In Caroline Smith’s stories, she is Lady Charlotte, a typical English society woman, who wants nothing more than for her daughter to settle down and continue the family line. Dianne’s need for a more adventurous lifestyle makes the two women clash more often than they agree.  


Rhapsody is generally written as an only child, with the exception of Tiger Jackson, who gave her a brother, Edward.


In the series, there is little hint of Rhapsody’s preference for any one of the captains, although there were suggestions of a possible relationship between her and Captain Scarlet in the John Theydon novelizations, and this was extrapolated by many fan-fic writers, most notably Mary J. Rudy, Chris Bishop and Marion Woods to name but a few. However, other writers have explored her relationships with the other officers, such as Captain Ochre, (Chris Bishop, Tiger Woods and Caroline Smith), and Captain Magenta (Matt Crowther).


In some of the fan fiction stories in which she shares a romantic relationship with Captain Scarlet, the two of them eventually marry and even become parents (as in 'Pride and Joy' and 'Valediction').




Notes of Interest:


Joe 90: nurse or spy Rhapsody in disguise?


Rhapsody Angel starred in her own cut-out dressing-doll book, which also contained a short illustrated story in the centre pages, featuring her, Captain Scarlet, and a youngish-looking Lady Penelope. (Destiny and Harmony also had their own similar booklets, and these are extremely rare items, since little girls probably used them in the way there were intended, and cut them up!)


Despite her popularity as a fan-fiction character, Rhapsody, perversely, much like Captain Scarlet, ends up suffering or deceased before her time. (‘Attrition’ by Tiger Jackson, ‘Valediction’ by Marion Woods, ‘Second Sight’ by Caroline Smith, and ‘Pride and Joy’ by Lezli Farrington) however, many of these stories are either Halloween or alternative/future timelines.


Rhapsody is one of the  four members of the Spectrum senior staff who are of British origin, the others being Captain Scarlet, Colonel White, and ex-Spectrum agent, now Mysteron agent, Captain Black

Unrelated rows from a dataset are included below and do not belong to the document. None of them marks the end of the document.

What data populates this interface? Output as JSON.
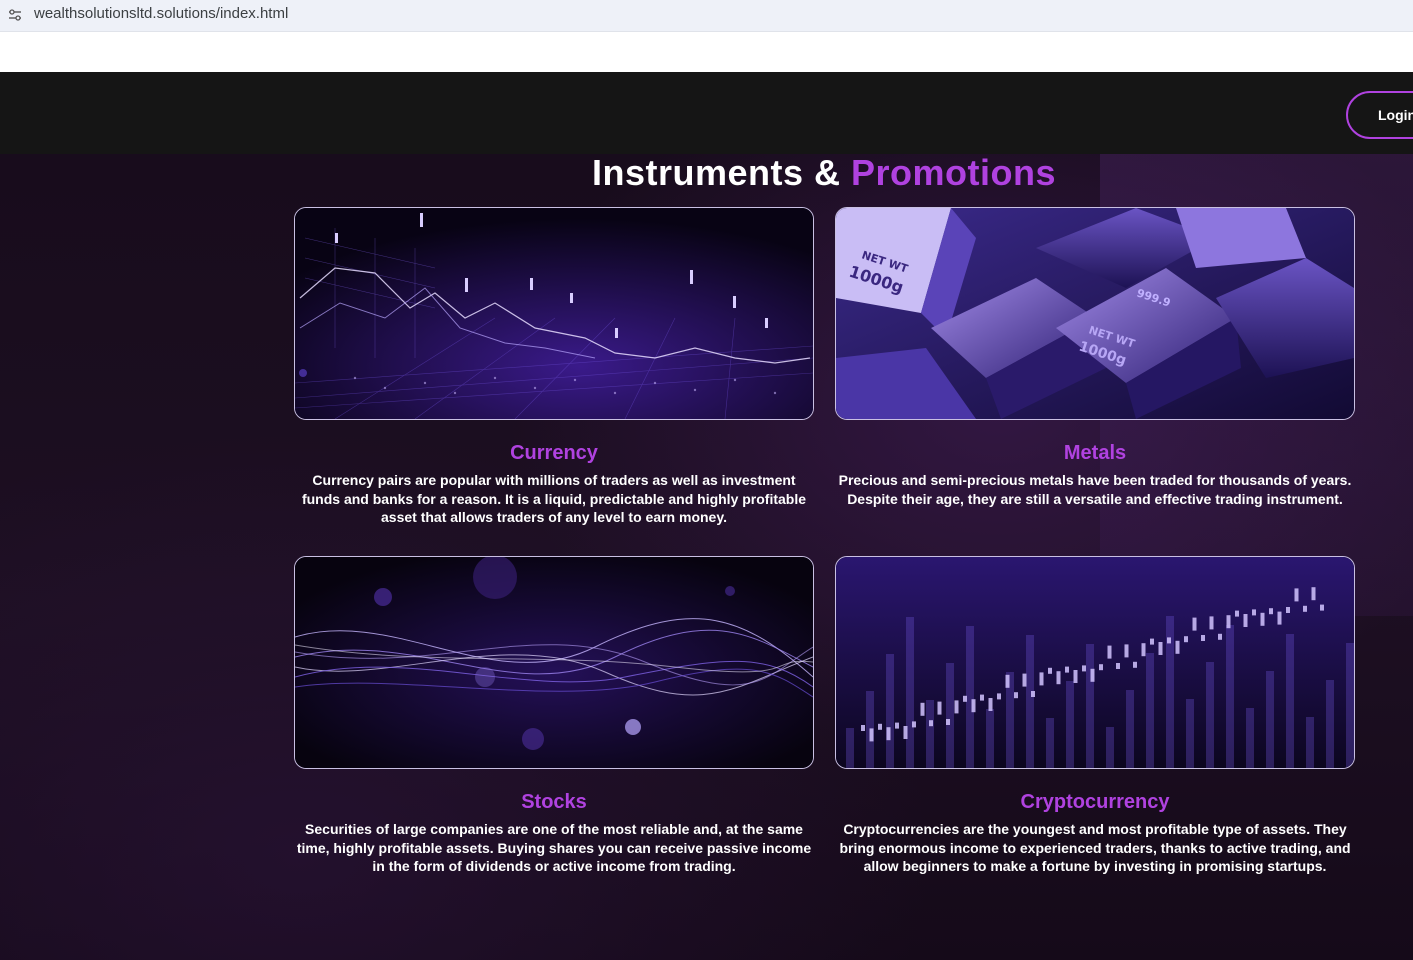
{
  "browser": {
    "url": "wealthsolutionsltd.solutions/index.html",
    "site_info_icon": "tune-icon"
  },
  "header": {
    "login_label": "Login"
  },
  "section": {
    "title_main": "Instruments &",
    "title_accent": "Promotions"
  },
  "colors": {
    "accent": "#b042e0",
    "navbar": "#151515",
    "background": "#1a0d1f"
  },
  "cards": [
    {
      "title": "Currency",
      "description": "Currency pairs are popular with millions of traders as well as investment funds and banks for a reason. It is a liquid, predictable and highly profitable asset that allows traders of any level to earn money.",
      "image": "currency-chart-image"
    },
    {
      "title": "Metals",
      "description": "Precious and semi-precious metals have been traded for thousands of years. Despite their age, they are still a versatile and effective trading instrument.",
      "image": "metal-bars-image",
      "image_text": [
        "NET WT",
        "1000g",
        "999.9",
        "NET WT",
        "1000g"
      ]
    },
    {
      "title": "Stocks",
      "description": "Securities of large companies are one of the most reliable and, at the same time, highly profitable assets. Buying shares you can receive passive income in the form of dividends or active income from trading.",
      "image": "light-waves-image"
    },
    {
      "title": "Cryptocurrency",
      "description": "Cryptocurrencies are the youngest and most profitable type of assets. They bring enormous income to experienced traders, thanks to active trading, and allow beginners to make a fortune by investing in promising startups.",
      "image": "crypto-candlestick-image"
    }
  ]
}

The Faces of Rhapsody Angel:  



Jean Shrimpton

Elizabeth Morgan

 'The Angels and the Creeping Enemy', John Theydon's third book

Rhapsody’s features were inspired by those of the 60’s model Jean Shrimpton and there is an obvious resemblance between the two. She was given voice by the talented Liz Morgan, who also performed as Destiny and Harmony in the series.  

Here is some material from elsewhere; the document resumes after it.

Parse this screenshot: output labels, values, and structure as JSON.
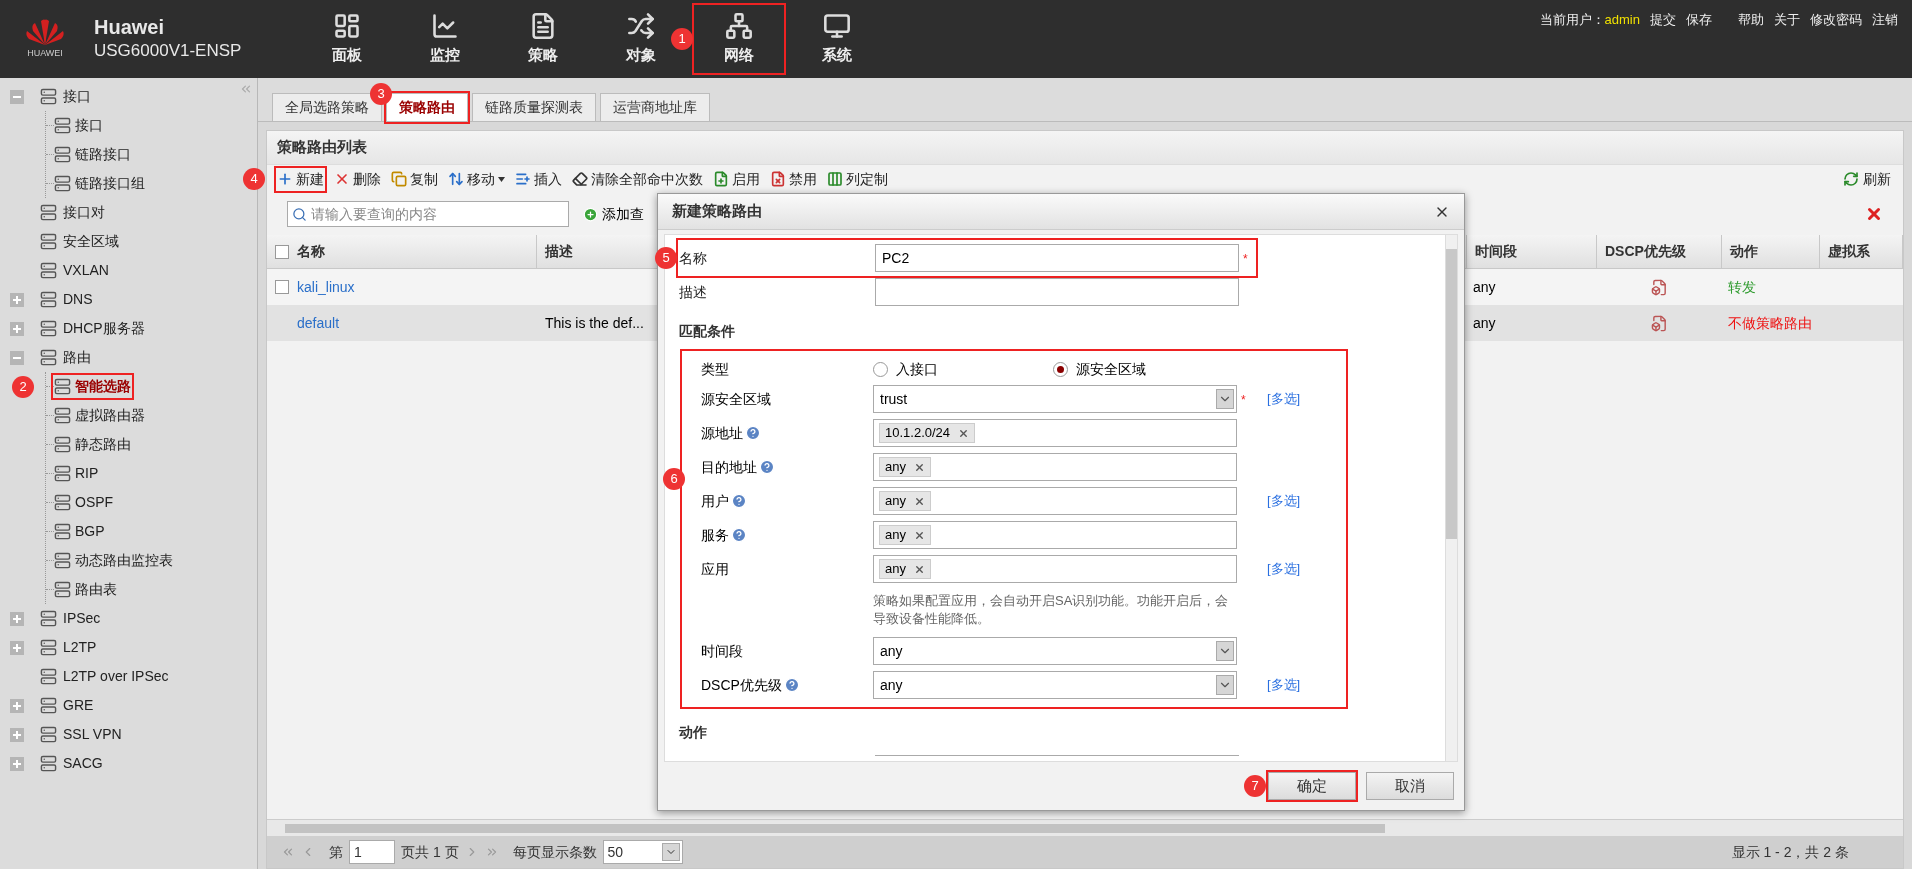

The Rhapsody puppet found a new lease of life as a nurse in ‘Joe 90’, complete with a shorter hair, albeit in the same distinctive auburn red. 

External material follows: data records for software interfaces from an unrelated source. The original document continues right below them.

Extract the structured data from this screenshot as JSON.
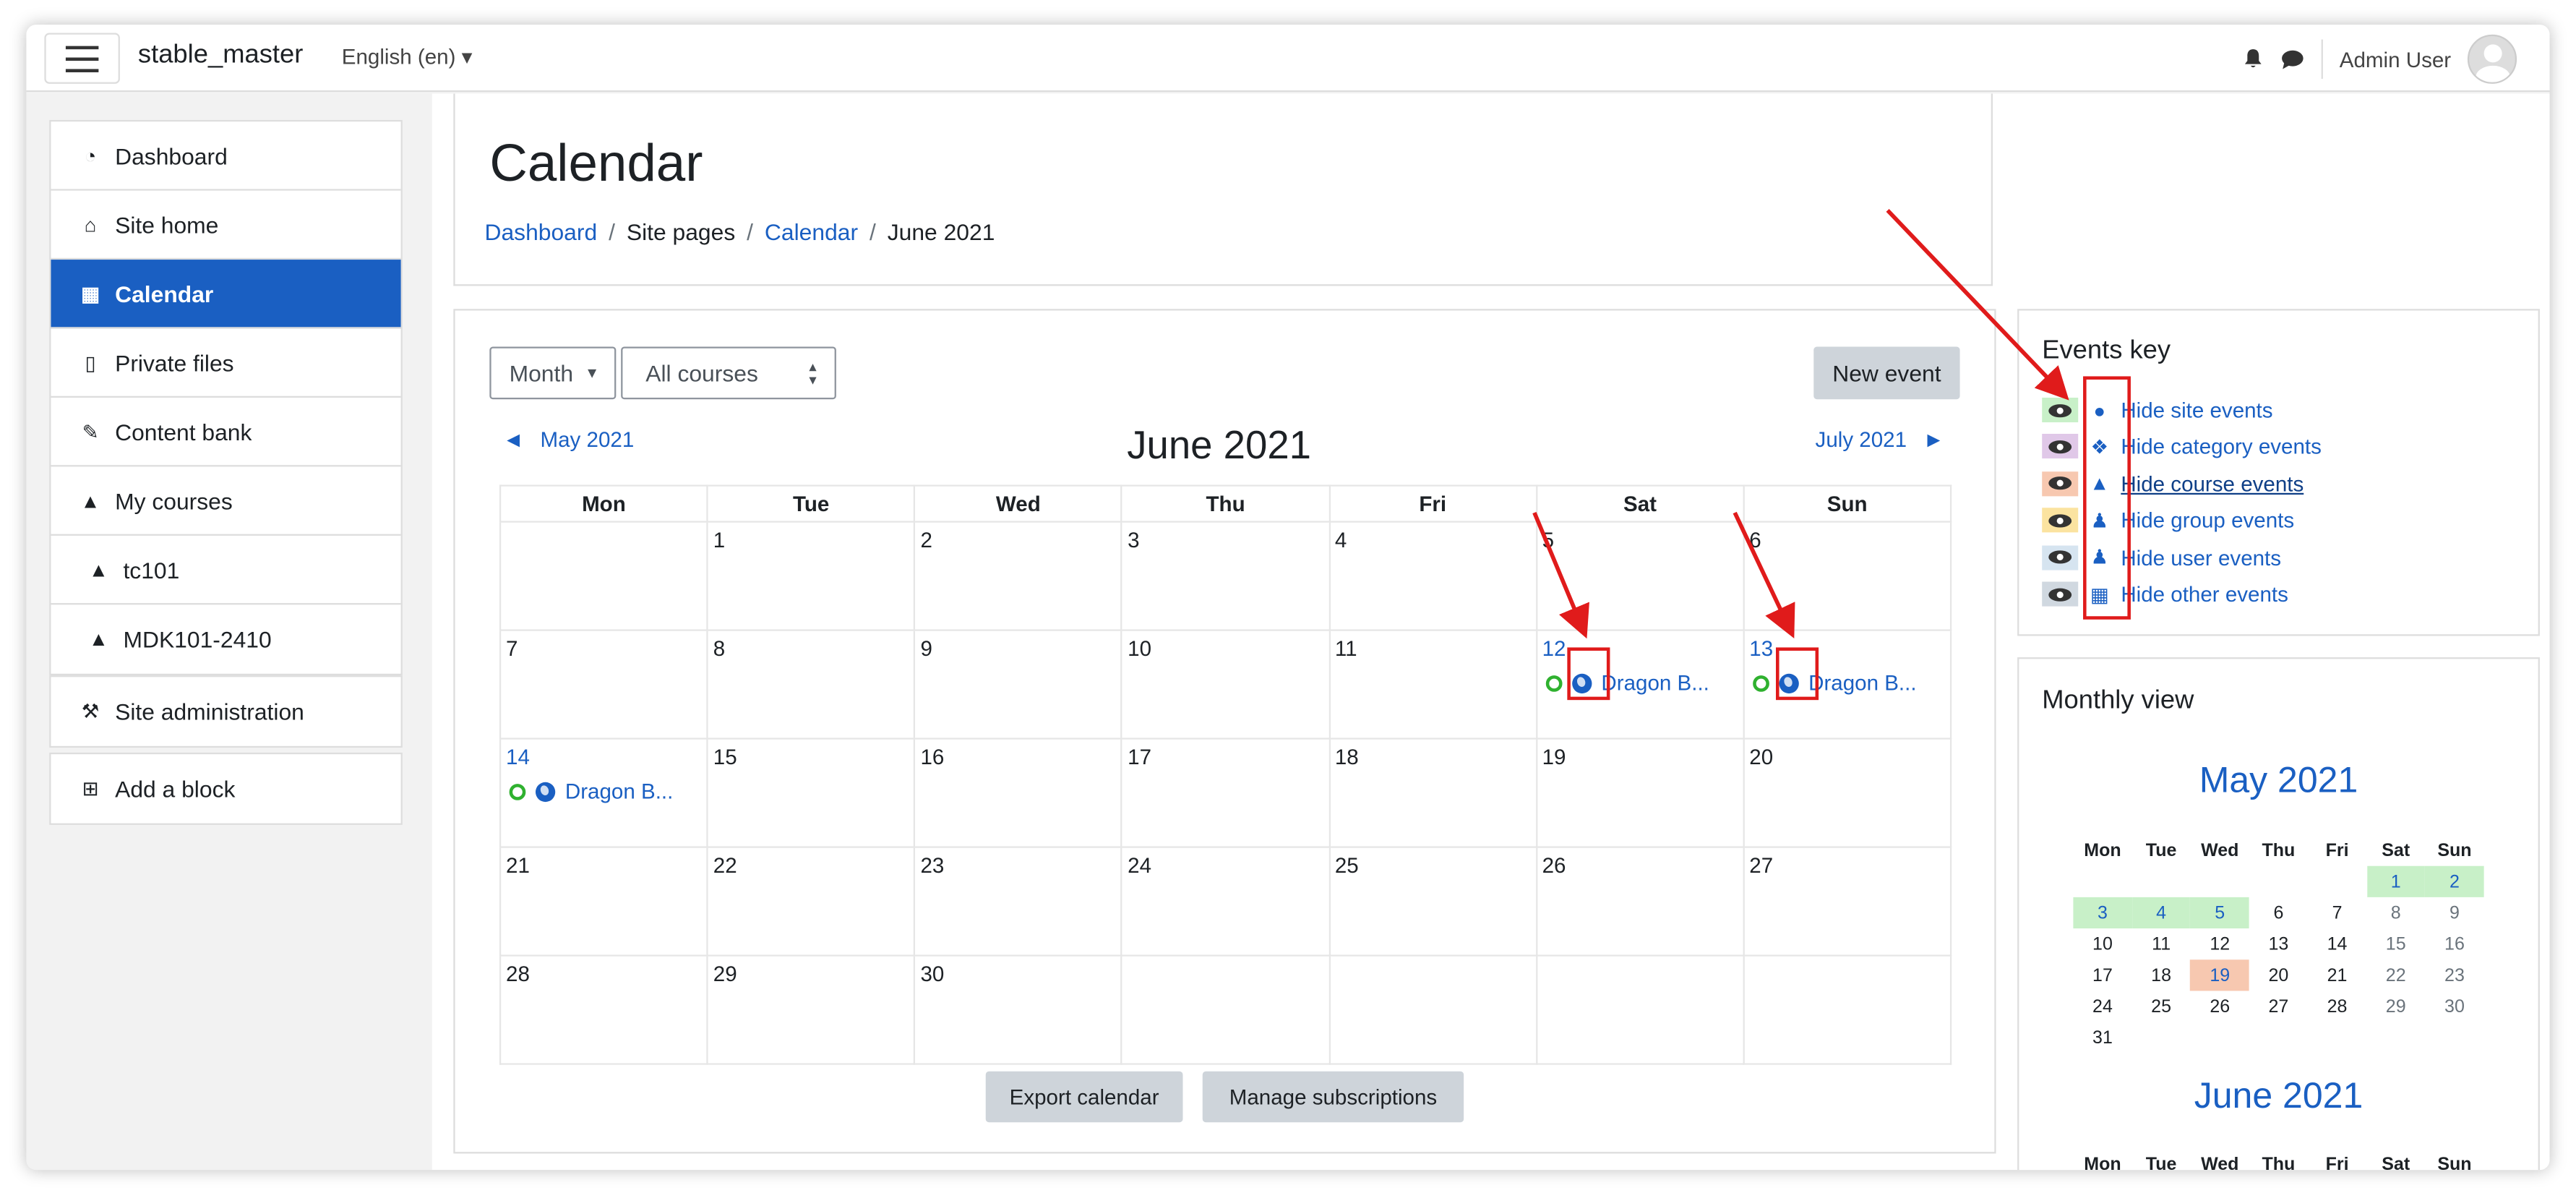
{
  "navbar": {
    "brand": "stable_master",
    "language": "English (en) ▾",
    "user": "Admin User"
  },
  "sidebar": {
    "items": [
      {
        "label": "Dashboard",
        "icon": "dashboard-icon"
      },
      {
        "label": "Site home",
        "icon": "home-icon"
      },
      {
        "label": "Calendar",
        "icon": "calendar-icon",
        "active": true
      },
      {
        "label": "Private files",
        "icon": "file-icon"
      },
      {
        "label": "Content bank",
        "icon": "brush-icon"
      },
      {
        "label": "My courses",
        "icon": "graduation-cap-icon"
      },
      {
        "label": "tc101",
        "icon": "graduation-cap-icon"
      },
      {
        "label": "MDK101-2410",
        "icon": "graduation-cap-icon"
      }
    ],
    "site_admin": "Site administration",
    "add_block": "Add a block"
  },
  "page": {
    "title": "Calendar",
    "breadcrumb": [
      "Dashboard",
      "Site pages",
      "Calendar",
      "June 2021"
    ]
  },
  "calendar": {
    "view_select": "Month",
    "course_select": "All courses",
    "new_event": "New event",
    "prev_month": "May 2021",
    "next_month": "July 2021",
    "current_month": "June 2021",
    "weekdays": [
      "Mon",
      "Tue",
      "Wed",
      "Thu",
      "Fri",
      "Sat",
      "Sun"
    ],
    "weeks": [
      [
        "",
        "1",
        "2",
        "3",
        "4",
        "5",
        "6"
      ],
      [
        "7",
        "8",
        "9",
        "10",
        "11",
        "12",
        "13"
      ],
      [
        "14",
        "15",
        "16",
        "17",
        "18",
        "19",
        "20"
      ],
      [
        "21",
        "22",
        "23",
        "24",
        "25",
        "26",
        "27"
      ],
      [
        "28",
        "29",
        "30",
        "",
        "",
        "",
        ""
      ]
    ],
    "event_label": "Dragon B...",
    "event_days": [
      "12",
      "13",
      "14"
    ],
    "export": "Export calendar",
    "manage": "Manage subscriptions"
  },
  "events_key": {
    "title": "Events key",
    "rows": [
      {
        "label": "Hide site events",
        "color": "#c8f0c8",
        "icon": "globe-icon"
      },
      {
        "label": "Hide category events",
        "color": "#e0c8e8",
        "icon": "cubes-icon"
      },
      {
        "label": "Hide course events",
        "color": "#f7c8b0",
        "icon": "graduation-cap-icon"
      },
      {
        "label": "Hide group events",
        "color": "#fbe3a0",
        "icon": "users-icon"
      },
      {
        "label": "Hide user events",
        "color": "#d6e4f0",
        "icon": "user-icon"
      },
      {
        "label": "Hide other events",
        "color": "#d0d8e0",
        "icon": "calendar-icon"
      }
    ]
  },
  "monthly": {
    "title": "Monthly view",
    "may_title": "May 2021",
    "june_title": "June 2021",
    "weekdays": [
      "Mon",
      "Tue",
      "Wed",
      "Thu",
      "Fri",
      "Sat",
      "Sun"
    ],
    "may_weeks": [
      [
        "",
        "",
        "",
        "",
        "",
        "1",
        "2"
      ],
      [
        "3",
        "4",
        "5",
        "6",
        "7",
        "8",
        "9"
      ],
      [
        "10",
        "11",
        "12",
        "13",
        "14",
        "15",
        "16"
      ],
      [
        "17",
        "18",
        "19",
        "20",
        "21",
        "22",
        "23"
      ],
      [
        "24",
        "25",
        "26",
        "27",
        "28",
        "29",
        "30"
      ],
      [
        "31",
        "",
        "",
        "",
        "",
        "",
        ""
      ]
    ],
    "highlight_green": [
      "1",
      "2",
      "3",
      "4",
      "5"
    ],
    "highlight_orange": [
      "19"
    ]
  },
  "colors": {
    "primary": "#1a5fc2",
    "annotation": "#e01b1b"
  }
}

Despite being one of the lesser featured Angels in the series, Rhapsody seemed to be a popular choice for the other media.  The Angels strip, printed originally in Lady Penelope, and then in Action 21 reprints, was told from Rhapsody’s point of view and she was the lead Angel character in the mini-albums, ‘Captain Scarlet and the Mysterons’, and ‘Captain Scarlet is Indestructible’. She also featured as the main character in a short story entitled ‘We will Destroy Madame LaRoche’, in the 1967 Angels storybook, and had three chapters and an illustration to herself in the novel “Angels and the Creeping Enemy”, on which cover she also was featured.  Although less used by other comic strips artists, you can still find Rhapsody in a few panels of the Century/TV 21's Captain Scarlet strips. 


For Issue number 13 of the 'Captain Scarlet and the Mysterons' magazine released by Fleetway Editions Ltd, in 1994, artist Lynn Simpson drew a colour portrait of Rhapsody Angel for her series of  characters' Portraits Gallery.  


From the Angels comic strip

Mike White's art


Art by Lynn 


Rhapsody gets wet, in the first story arc from

Ron Embleton in the TV/Century 21 strip




CGI Rhapsody:


There is little information on the character of Rhapsody in New Captain Scarlet, other than the information that she was a pilot for rescue helicopters for the Royal Naval Air Service, and that her real name is Caroline Foster-Finch. This surname, suggesting she might hail from the English upper classes, is the only resemblance to the original Rhapsody. She only appears in a few episodes of the series, mainly in non-speaking parts, and does have only a few lines in those where she speaks.